Are there any entry level jobs that teach technical skills?
I'm 22, didn't do so hot first time around in college (Psychology program at a school I didn't care for) and am trying to go back. I don't have much money and am also trying to enlist in the reserves to help with that, but suffered an injury that is making the process take quite a while. Basically right now I am a 22 year old, who has been highly proficient in test-taking (top 8% ASVAB, to 20% ACT, etc.) but has never been a great student, and am struggling to find jobs that excite me in the slightest or give me any skills. I love studying psychology and science on my own, but am very interested in learning some hands-on technical skills which I have had very little exposure to. I would be thrilled to get experience in anything from working at a local airport helping with aircraft maintenance, or in an auto shop, to learning some computer hardware or software skills or electronics. I've heard from older people that this sort of thing used to be the norm through apprenticeships and hands-on training, but today it seems like all I can find is what is available through paying thousands for college tuition and supporting yourself for four years of school through bagging groceries or doing security or something. The military seems like the best option for obtaining these skills and getting work experience, but again, I am having some health issues that are prohibiting that at current. Any advice for someone in my position would be greatly appreciated! Thanks!
- MamawidsomLv 74 months ago
Employers rarely hire people who they need to train in the basic skills of the job. Sure, they will train you on the specific software or how to use a specific machine, but they expect you to be proficient in general aspects of how those things work.
If you want to be an airline mechanic, sign up for a trade school training program -- or getting to the air force.
I think the issue is that you expect a job to make you happy, give you with training, and provide you with interesting work. That isn't how life works. You and you alone are responsible for developing your own skills and knowledge and applying them to jobs based on the requirements of those jobs. If you are lucky, you find work that pays decently and provide some sense of satisfaction. You use your personal time to find fulfillment with hobbies, activities, and relationships.

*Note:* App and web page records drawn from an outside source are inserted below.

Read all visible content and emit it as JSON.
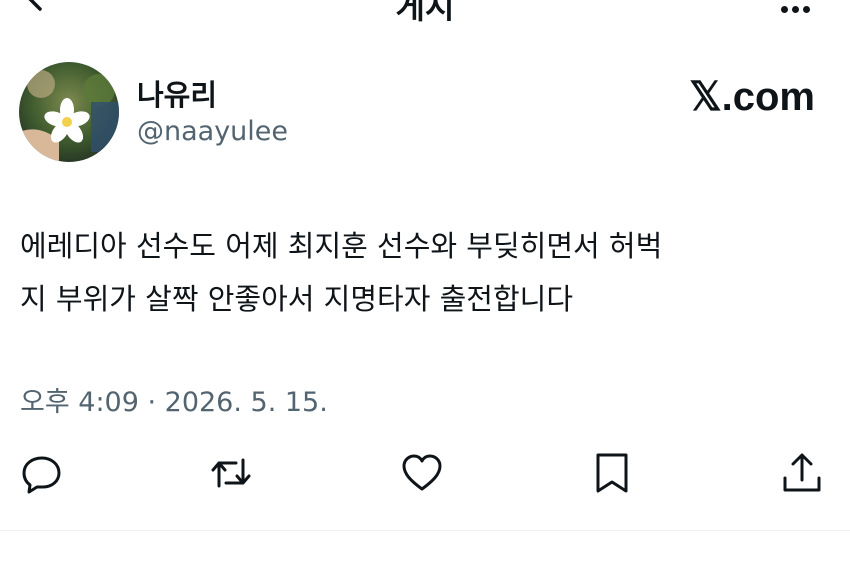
{
  "header": {
    "title": "게시",
    "back_icon": "back-arrow-icon",
    "more_icon": "more-horizontal-icon"
  },
  "author": {
    "display_name": "나유리",
    "handle": "@naayulee",
    "avatar_icon": "avatar-photo-flower"
  },
  "source": {
    "label": "𝕏.com"
  },
  "tweet": {
    "lines": [
      "에레디아 선수도 어제 최지훈 선수와 부딪히면서 허벅",
      "지 부위가 살짝 안좋아서 지명타자 출전합니다"
    ],
    "meta": "오후 4:09 · 2026. 5. 15."
  },
  "actions": {
    "reply_icon": "reply-icon",
    "retweet_icon": "retweet-icon",
    "like_icon": "heart-icon",
    "bookmark_icon": "bookmark-icon",
    "share_icon": "share-icon"
  },
  "colors": {
    "text": "#0f1419",
    "secondary": "#536471",
    "divider": "#eff3f4"
  }
}
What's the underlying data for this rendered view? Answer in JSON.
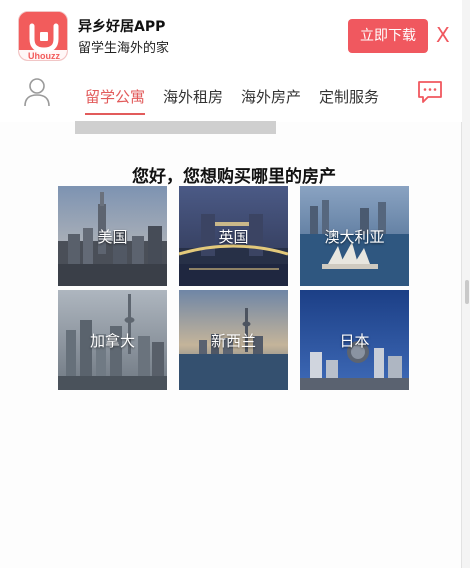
{
  "banner": {
    "logo_text": "Uhouzz",
    "app_name": "异乡好居APP",
    "app_sub": "留学生海外的家",
    "download_label": "立即下载",
    "close_label": "X",
    "accent_color": "#f0585f"
  },
  "nav": {
    "tabs": [
      {
        "label": "留学公寓",
        "active": true
      },
      {
        "label": "海外租房",
        "active": false
      },
      {
        "label": "海外房产",
        "active": false
      },
      {
        "label": "定制服务",
        "active": false
      }
    ]
  },
  "main": {
    "heading": "您好，您想购买哪里的房产",
    "countries": [
      {
        "label": "美国",
        "icon": "new-york-skyline"
      },
      {
        "label": "英国",
        "icon": "tower-bridge"
      },
      {
        "label": "澳大利亚",
        "icon": "sydney-opera-house"
      },
      {
        "label": "加拿大",
        "icon": "toronto-skyline"
      },
      {
        "label": "新西兰",
        "icon": "auckland-harbour"
      },
      {
        "label": "日本",
        "icon": "tokyo-skyline"
      }
    ]
  }
}
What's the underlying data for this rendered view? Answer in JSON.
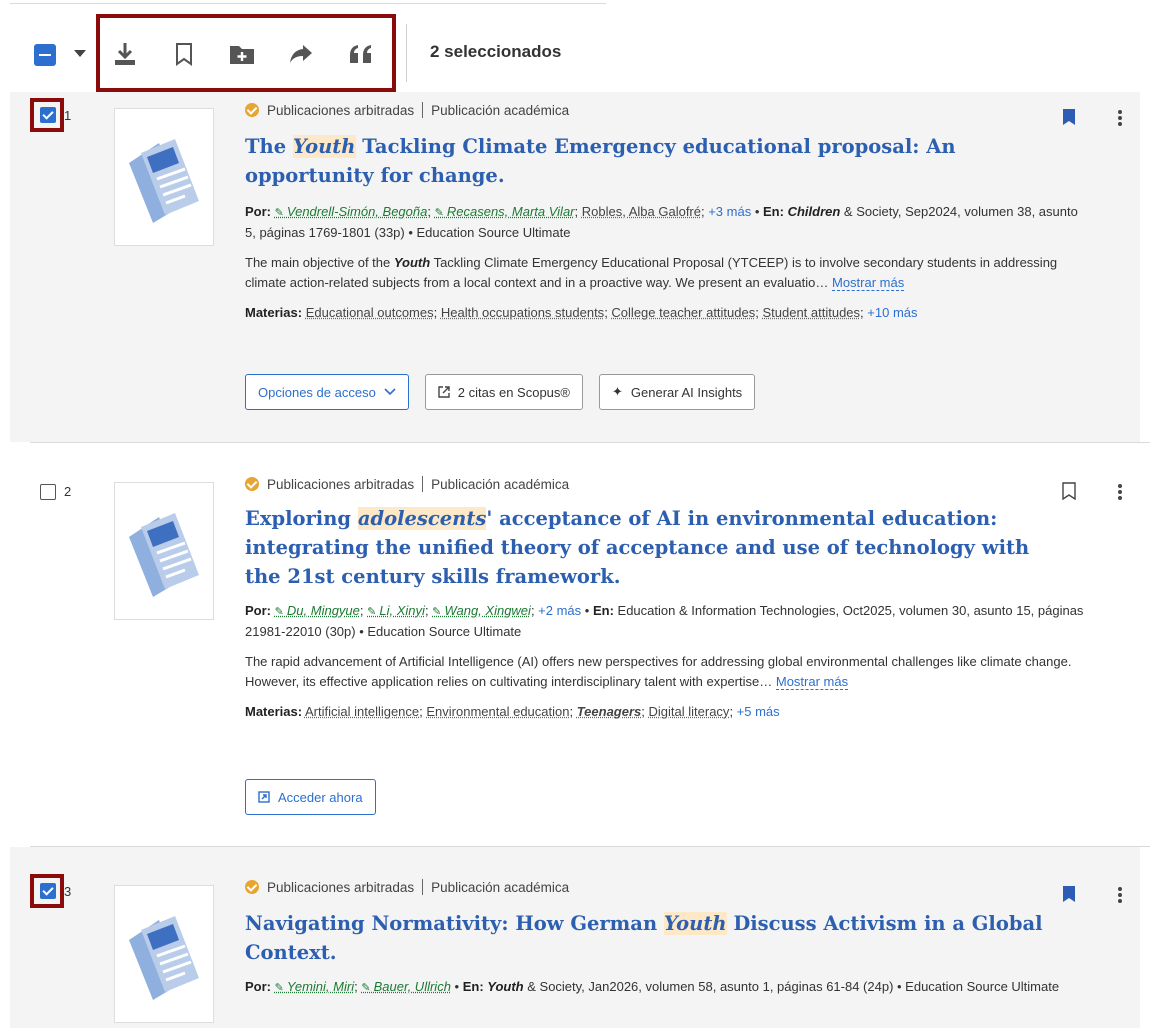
{
  "toolbar": {
    "selected_label": "2 seleccionados",
    "icons": [
      "download-icon",
      "bookmark-icon",
      "add-folder-icon",
      "share-icon",
      "quote-icon"
    ]
  },
  "common": {
    "peer_reviewed": "Publicaciones arbitradas",
    "pub_type": "Publicación académica",
    "by": "Por:",
    "in": "En:",
    "subjects": "Materias:",
    "show_more": "Mostrar más"
  },
  "results": [
    {
      "num": "1",
      "title_pre": "The ",
      "title_hl": "Youth",
      "title_post": " Tackling Climate Emergency educational proposal: An opportunity for change.",
      "authors": [
        "Vendrell-Simón, Begoña",
        "Recasens, Marta Vilar"
      ],
      "author_plain": "Robles, Alba Galofré",
      "authors_more": "+3 más",
      "source_pre": "",
      "source_hl": "Children",
      "source_post": " & Society, Sep2024, volumen 38, asunto 5, páginas 1769-1801 (33p) • Education Source Ultimate",
      "abstract_pre": "The main objective of the ",
      "abstract_hl": "Youth",
      "abstract_post": " Tackling Climate Emergency Educational Proposal (YTCEEP) is to involve secondary students in addressing climate action-related subjects from a local context and in a proactive way. We present an evaluatio…",
      "subjects": [
        "Educational outcomes",
        "Health occupations students",
        "College teacher attitudes",
        "Student attitudes"
      ],
      "subjects_more": "+10 más",
      "buttons": [
        "Opciones de acceso",
        "2 citas en Scopus®",
        "Generar AI Insights"
      ]
    },
    {
      "num": "2",
      "title_pre": "Exploring ",
      "title_hl": "adolescents",
      "title_post": "' acceptance of AI in environmental education: integrating the unified theory of acceptance and use of technology with the 21st century skills framework.",
      "authors": [
        "Du, Mingyue",
        "Li, Xinyi",
        "Wang, Xingwei"
      ],
      "authors_more": "+2 más",
      "source": "Education & Information Technologies, Oct2025, volumen 30, asunto 15, páginas 21981-22010 (30p) • Education Source Ultimate",
      "abstract": "The rapid advancement of Artificial Intelligence (AI) offers new perspectives for addressing global environmental challenges like climate change. However, its effective application relies on cultivating interdisciplinary talent with expertise…",
      "subjects": [
        "Artificial intelligence",
        "Environmental education"
      ],
      "subject_hl": "Teenagers",
      "subject_last": "Digital literacy",
      "subjects_more": "+5 más",
      "buttons": [
        "Acceder ahora"
      ]
    },
    {
      "num": "3",
      "title_pre": "Navigating Normativity: How German ",
      "title_hl": "Youth",
      "title_post": " Discuss Activism in a Global Context.",
      "authors": [
        "Yemini, Miri",
        "Bauer, Ullrich"
      ],
      "source_hl": "Youth",
      "source_post": " & Society, Jan2026, volumen 58, asunto 1, páginas 61-84 (24p) • Education Source Ultimate"
    }
  ]
}
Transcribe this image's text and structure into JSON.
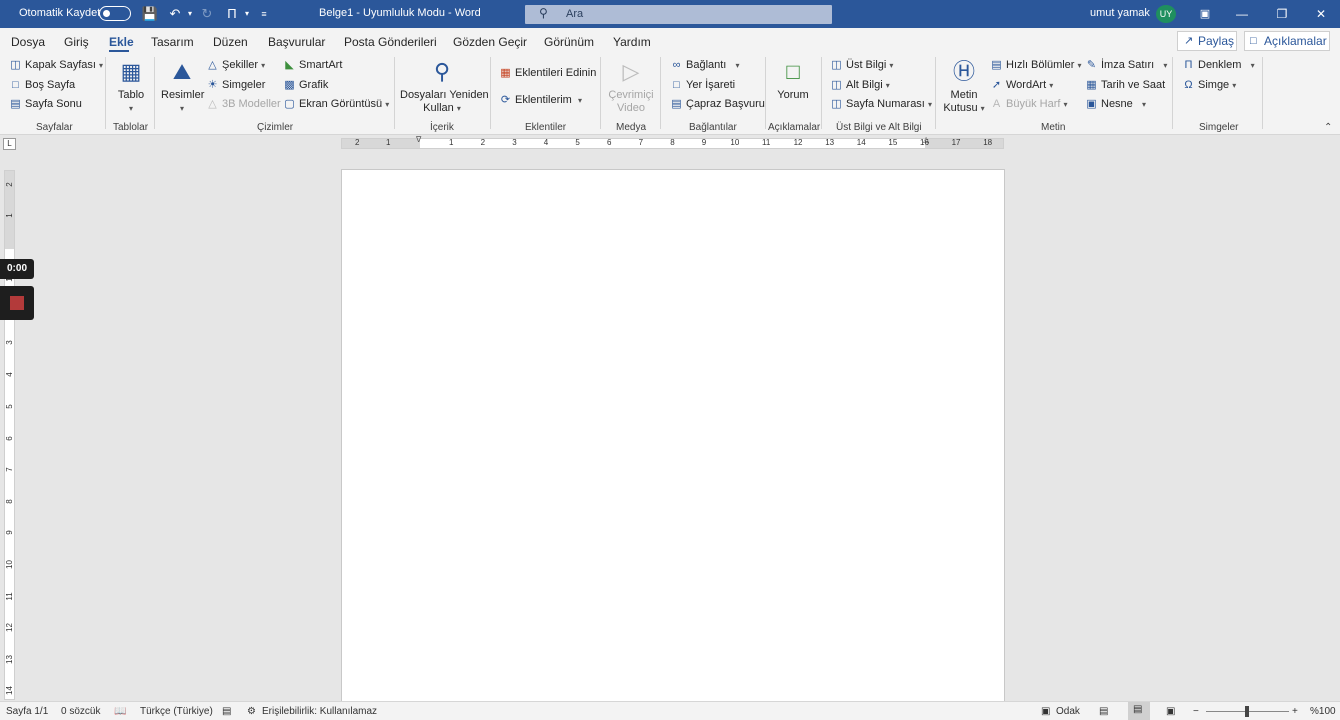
{
  "titlebar": {
    "autosave_label": "Otomatik Kaydet",
    "doc_title": "Belge1 - Uyumluluk Modu - Word",
    "search_placeholder": "Ara",
    "user_name": "umut yamak",
    "user_initials": "UY"
  },
  "tabs": [
    "Dosya",
    "Giriş",
    "Ekle",
    "Tasarım",
    "Düzen",
    "Başvurular",
    "Posta Gönderileri",
    "Gözden Geçir",
    "Görünüm",
    "Yardım"
  ],
  "active_tab": "Ekle",
  "share_label": "Paylaş",
  "comments_label": "Açıklamalar",
  "ribbon": {
    "sayfalar": {
      "label": "Sayfalar",
      "items": [
        "Kapak Sayfası",
        "Boş Sayfa",
        "Sayfa Sonu"
      ]
    },
    "tablolar": {
      "label": "Tablolar",
      "tablo": "Tablo"
    },
    "cizimler": {
      "label": "Çizimler",
      "resimler": "Resimler",
      "items": [
        "Şekiller",
        "Simgeler",
        "3B Modeller"
      ],
      "items2": [
        "SmartArt",
        "Grafik",
        "Ekran Görüntüsü"
      ]
    },
    "icerik": {
      "label": "İçerik",
      "line1": "Dosyaları Yeniden",
      "line2": "Kullan"
    },
    "eklentiler": {
      "label": "Eklentiler",
      "items": [
        "Eklentileri Edinin",
        "Eklentilerim"
      ]
    },
    "medya": {
      "label": "Medya",
      "line1": "Çevrimiçi",
      "line2": "Video"
    },
    "baglantilar": {
      "label": "Bağlantılar",
      "items": [
        "Bağlantı",
        "Yer İşareti",
        "Çapraz Başvuru"
      ]
    },
    "aciklamalar": {
      "label": "Açıklamalar",
      "yorum": "Yorum"
    },
    "ustalt": {
      "label": "Üst Bilgi ve Alt Bilgi",
      "items": [
        "Üst Bilgi",
        "Alt Bilgi",
        "Sayfa Numarası"
      ]
    },
    "metin": {
      "label": "Metin",
      "line1": "Metin",
      "line2": "Kutusu",
      "items": [
        "Hızlı Bölümler",
        "WordArt",
        "Büyük Harf"
      ],
      "items2": [
        "İmza Satırı",
        "Tarih ve Saat",
        "Nesne"
      ]
    },
    "simgeler": {
      "label": "Simgeler",
      "items": [
        "Denklem",
        "Simge"
      ]
    }
  },
  "ruler": {
    "h_left": [
      "2",
      "1"
    ],
    "h_right": [
      "1",
      "2",
      "3",
      "4",
      "5",
      "6",
      "7",
      "8",
      "9",
      "10",
      "11",
      "12",
      "13",
      "14",
      "15",
      "16",
      "17",
      "18"
    ],
    "v": [
      "2",
      "1",
      "1",
      "2",
      "3",
      "4",
      "5",
      "6",
      "7",
      "8",
      "9",
      "10",
      "11",
      "12",
      "13",
      "14"
    ]
  },
  "recorder": {
    "timer": "0:00"
  },
  "status": {
    "page": "Sayfa 1/1",
    "words": "0 sözcük",
    "language": "Türkçe (Türkiye)",
    "accessibility": "Erişilebilirlik: Kullanılamaz",
    "focus": "Odak",
    "zoom": "%100"
  }
}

- TasmLv 64 months ago
The military is your best bet. They will train you and pay you. I would try for the Airforce first, that is the best one. Although, they have a space force now which might be cool.
- Anonymous4 months ago
In the real world, test taking is not really of much value.